Records shown:

***

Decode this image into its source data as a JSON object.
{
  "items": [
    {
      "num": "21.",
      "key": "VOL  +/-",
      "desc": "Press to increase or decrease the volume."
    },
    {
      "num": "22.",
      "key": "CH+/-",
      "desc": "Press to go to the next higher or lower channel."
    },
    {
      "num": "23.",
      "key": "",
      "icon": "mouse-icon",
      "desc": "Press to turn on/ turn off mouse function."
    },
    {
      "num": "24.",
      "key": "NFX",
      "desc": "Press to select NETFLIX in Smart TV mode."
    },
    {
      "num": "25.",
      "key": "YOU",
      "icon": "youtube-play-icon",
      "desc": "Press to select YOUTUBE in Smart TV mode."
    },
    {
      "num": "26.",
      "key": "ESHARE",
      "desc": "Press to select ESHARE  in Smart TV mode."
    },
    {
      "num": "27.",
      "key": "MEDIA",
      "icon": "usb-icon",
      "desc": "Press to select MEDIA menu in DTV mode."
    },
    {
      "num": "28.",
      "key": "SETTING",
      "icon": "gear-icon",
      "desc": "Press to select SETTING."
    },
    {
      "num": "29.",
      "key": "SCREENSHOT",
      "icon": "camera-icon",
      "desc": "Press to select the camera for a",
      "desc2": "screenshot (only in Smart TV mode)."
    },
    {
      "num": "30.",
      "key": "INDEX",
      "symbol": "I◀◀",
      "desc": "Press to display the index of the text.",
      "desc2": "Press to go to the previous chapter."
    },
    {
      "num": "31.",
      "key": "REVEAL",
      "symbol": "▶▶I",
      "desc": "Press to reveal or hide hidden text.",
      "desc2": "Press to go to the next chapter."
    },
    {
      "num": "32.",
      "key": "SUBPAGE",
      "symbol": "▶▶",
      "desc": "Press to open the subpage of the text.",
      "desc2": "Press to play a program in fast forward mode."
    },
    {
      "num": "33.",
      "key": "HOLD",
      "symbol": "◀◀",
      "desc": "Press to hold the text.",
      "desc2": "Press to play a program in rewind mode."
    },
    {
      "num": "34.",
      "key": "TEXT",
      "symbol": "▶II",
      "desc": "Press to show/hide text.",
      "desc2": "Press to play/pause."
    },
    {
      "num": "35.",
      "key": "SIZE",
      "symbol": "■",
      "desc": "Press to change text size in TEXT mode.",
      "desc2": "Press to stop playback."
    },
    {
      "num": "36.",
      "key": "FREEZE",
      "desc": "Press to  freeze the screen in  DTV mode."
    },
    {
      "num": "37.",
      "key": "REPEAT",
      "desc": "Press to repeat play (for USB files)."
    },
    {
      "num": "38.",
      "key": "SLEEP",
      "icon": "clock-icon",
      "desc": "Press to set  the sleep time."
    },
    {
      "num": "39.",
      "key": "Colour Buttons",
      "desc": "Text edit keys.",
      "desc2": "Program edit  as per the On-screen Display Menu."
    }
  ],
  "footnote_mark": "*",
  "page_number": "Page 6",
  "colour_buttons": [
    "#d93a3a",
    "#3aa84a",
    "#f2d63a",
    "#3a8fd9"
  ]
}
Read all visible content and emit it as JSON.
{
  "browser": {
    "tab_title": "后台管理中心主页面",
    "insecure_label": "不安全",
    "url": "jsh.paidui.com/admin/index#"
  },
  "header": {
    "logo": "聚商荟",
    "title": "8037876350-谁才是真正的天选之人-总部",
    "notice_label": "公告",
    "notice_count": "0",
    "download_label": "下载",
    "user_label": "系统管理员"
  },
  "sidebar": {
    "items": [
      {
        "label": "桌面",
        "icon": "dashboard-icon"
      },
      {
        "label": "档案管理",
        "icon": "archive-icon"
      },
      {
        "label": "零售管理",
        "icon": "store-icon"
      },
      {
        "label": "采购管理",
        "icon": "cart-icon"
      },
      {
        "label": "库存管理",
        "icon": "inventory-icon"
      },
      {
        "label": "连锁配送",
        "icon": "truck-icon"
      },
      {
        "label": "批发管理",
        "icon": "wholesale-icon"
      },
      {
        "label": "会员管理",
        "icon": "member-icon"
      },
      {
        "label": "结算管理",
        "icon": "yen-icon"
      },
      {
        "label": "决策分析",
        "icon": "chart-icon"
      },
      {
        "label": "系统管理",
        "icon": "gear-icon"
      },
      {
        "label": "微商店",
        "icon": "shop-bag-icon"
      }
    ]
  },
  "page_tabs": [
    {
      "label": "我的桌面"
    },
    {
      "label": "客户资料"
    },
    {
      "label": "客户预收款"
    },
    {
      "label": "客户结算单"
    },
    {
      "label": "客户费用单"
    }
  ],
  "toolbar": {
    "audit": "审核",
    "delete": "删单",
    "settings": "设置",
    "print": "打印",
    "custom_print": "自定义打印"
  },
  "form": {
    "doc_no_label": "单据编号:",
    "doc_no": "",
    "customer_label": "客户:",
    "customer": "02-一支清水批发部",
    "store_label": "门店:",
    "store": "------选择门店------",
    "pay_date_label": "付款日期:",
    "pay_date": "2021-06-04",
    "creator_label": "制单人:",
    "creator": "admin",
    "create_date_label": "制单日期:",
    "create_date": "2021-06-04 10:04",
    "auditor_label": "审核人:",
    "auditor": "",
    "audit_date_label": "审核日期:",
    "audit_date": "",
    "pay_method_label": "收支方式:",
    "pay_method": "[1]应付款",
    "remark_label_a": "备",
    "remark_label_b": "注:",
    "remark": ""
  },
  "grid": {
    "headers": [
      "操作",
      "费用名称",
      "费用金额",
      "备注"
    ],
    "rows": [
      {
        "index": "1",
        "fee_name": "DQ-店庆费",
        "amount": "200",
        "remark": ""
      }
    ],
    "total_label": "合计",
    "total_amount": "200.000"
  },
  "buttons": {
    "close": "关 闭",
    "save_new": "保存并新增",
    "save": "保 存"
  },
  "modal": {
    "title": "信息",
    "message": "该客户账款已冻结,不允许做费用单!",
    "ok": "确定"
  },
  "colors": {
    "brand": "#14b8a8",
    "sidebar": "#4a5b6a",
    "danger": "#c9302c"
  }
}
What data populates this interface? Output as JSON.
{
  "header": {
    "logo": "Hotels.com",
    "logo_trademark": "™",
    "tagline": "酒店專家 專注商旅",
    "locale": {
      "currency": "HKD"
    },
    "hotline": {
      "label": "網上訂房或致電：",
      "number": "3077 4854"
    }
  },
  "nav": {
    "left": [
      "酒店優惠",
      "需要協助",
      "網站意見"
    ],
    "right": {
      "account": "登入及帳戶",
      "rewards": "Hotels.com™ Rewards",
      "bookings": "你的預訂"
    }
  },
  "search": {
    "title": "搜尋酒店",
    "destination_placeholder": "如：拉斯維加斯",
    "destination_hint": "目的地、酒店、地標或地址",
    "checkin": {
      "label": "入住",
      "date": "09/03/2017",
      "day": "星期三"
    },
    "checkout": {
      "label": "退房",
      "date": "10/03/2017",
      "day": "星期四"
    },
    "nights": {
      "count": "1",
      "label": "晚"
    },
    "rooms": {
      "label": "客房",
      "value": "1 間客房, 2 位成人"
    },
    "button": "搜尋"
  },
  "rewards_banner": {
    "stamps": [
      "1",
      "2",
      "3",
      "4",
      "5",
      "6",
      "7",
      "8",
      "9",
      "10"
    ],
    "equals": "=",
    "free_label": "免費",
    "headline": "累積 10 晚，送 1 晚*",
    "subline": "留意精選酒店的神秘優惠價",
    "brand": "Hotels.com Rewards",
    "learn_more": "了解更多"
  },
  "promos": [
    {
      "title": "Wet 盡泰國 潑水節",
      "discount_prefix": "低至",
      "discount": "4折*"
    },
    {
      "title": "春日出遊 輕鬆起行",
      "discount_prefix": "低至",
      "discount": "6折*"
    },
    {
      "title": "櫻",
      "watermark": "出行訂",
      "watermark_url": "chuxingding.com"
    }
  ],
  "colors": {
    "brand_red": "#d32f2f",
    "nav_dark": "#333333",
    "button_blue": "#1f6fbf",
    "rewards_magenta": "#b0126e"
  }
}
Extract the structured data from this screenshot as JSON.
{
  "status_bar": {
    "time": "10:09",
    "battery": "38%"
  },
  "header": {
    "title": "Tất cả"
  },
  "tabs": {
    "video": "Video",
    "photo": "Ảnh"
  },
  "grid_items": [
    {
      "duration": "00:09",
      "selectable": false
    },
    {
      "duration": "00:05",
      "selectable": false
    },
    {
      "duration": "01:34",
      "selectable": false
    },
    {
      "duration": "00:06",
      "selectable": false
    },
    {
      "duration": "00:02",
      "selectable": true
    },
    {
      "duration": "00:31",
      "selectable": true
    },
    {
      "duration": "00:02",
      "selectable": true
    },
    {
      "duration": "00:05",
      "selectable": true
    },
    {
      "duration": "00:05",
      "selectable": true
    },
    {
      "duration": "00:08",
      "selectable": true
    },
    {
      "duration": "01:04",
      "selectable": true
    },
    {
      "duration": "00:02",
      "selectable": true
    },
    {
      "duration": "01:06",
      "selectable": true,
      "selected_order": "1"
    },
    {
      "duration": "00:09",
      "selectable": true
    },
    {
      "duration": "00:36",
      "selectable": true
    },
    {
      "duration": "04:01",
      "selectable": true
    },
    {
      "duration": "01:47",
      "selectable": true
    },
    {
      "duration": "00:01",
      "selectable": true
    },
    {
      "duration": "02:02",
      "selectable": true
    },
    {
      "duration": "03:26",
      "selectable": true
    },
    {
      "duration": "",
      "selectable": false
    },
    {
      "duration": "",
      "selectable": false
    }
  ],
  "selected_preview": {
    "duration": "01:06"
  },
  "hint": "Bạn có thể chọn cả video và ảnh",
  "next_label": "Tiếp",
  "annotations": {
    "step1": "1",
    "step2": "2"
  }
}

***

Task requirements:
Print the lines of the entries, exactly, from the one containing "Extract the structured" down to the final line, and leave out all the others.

Reply:
Extract the structured data from this screenshot as JSON.
{
  "status_bar": {
    "time": "10:09",
    "battery": "38%"
  },
  "header": {
    "title": "Tất cả"
  },
  "tabs": {
    "video": "Video",
    "photo": "Ảnh"
  },
  "grid_items": [
    {
      "duration": "00:09",
      "selectable": false
    },
    {
      "duration": "00:05",
      "selectable": false
    },
    {
      "duration": "01:34",
      "selectable": false
    },
    {
      "duration": "00:06",
      "selectable": false
    },
    {
      "duration": "00:02",
      "selectable": true
    },
    {
      "duration": "00:31",
      "selectable": true
    },
    {
      "duration": "00:02",
      "selectable": true
    },
    {
      "duration": "00:05",
      "selectable": true
    },
    {
      "duration": "00:05",
      "selectable": true
    },
    {
      "duration": "00:08",
      "selectable": true
    },
    {
      "duration": "01:04",
      "selectable": true
    },
    {
      "duration": "00:02",
      "selectable": true
    },
    {
      "duration": "01:06",
      "selectable": true,
      "selected_order": "1"
    },
    {
      "duration": "00:09",
      "selectable": true
    },
    {
      "duration": "00:36",
      "selectable": true
    },
    {
      "duration": "04:01",
      "selectable": true
    },
    {
      "duration": "01:47",
      "selectable": true
    },
    {
      "duration": "00:01",
      "selectable": true
    },
    {
      "duration": "02:02",
      "selectable": true
    },
    {
      "duration": "03:26",
      "selectable": true
    },
    {
      "duration": "",
      "selectable": false
    },
    {
      "duration": "",
      "selectable": false
    }
  ],
  "selected_preview": {
    "duration": "01:06"
  },
  "hint": "Bạn có thể chọn cả video và ảnh",
  "next_label": "Tiếp",
  "annotations": {
    "step1": "1",
    "step2": "2"
  }
}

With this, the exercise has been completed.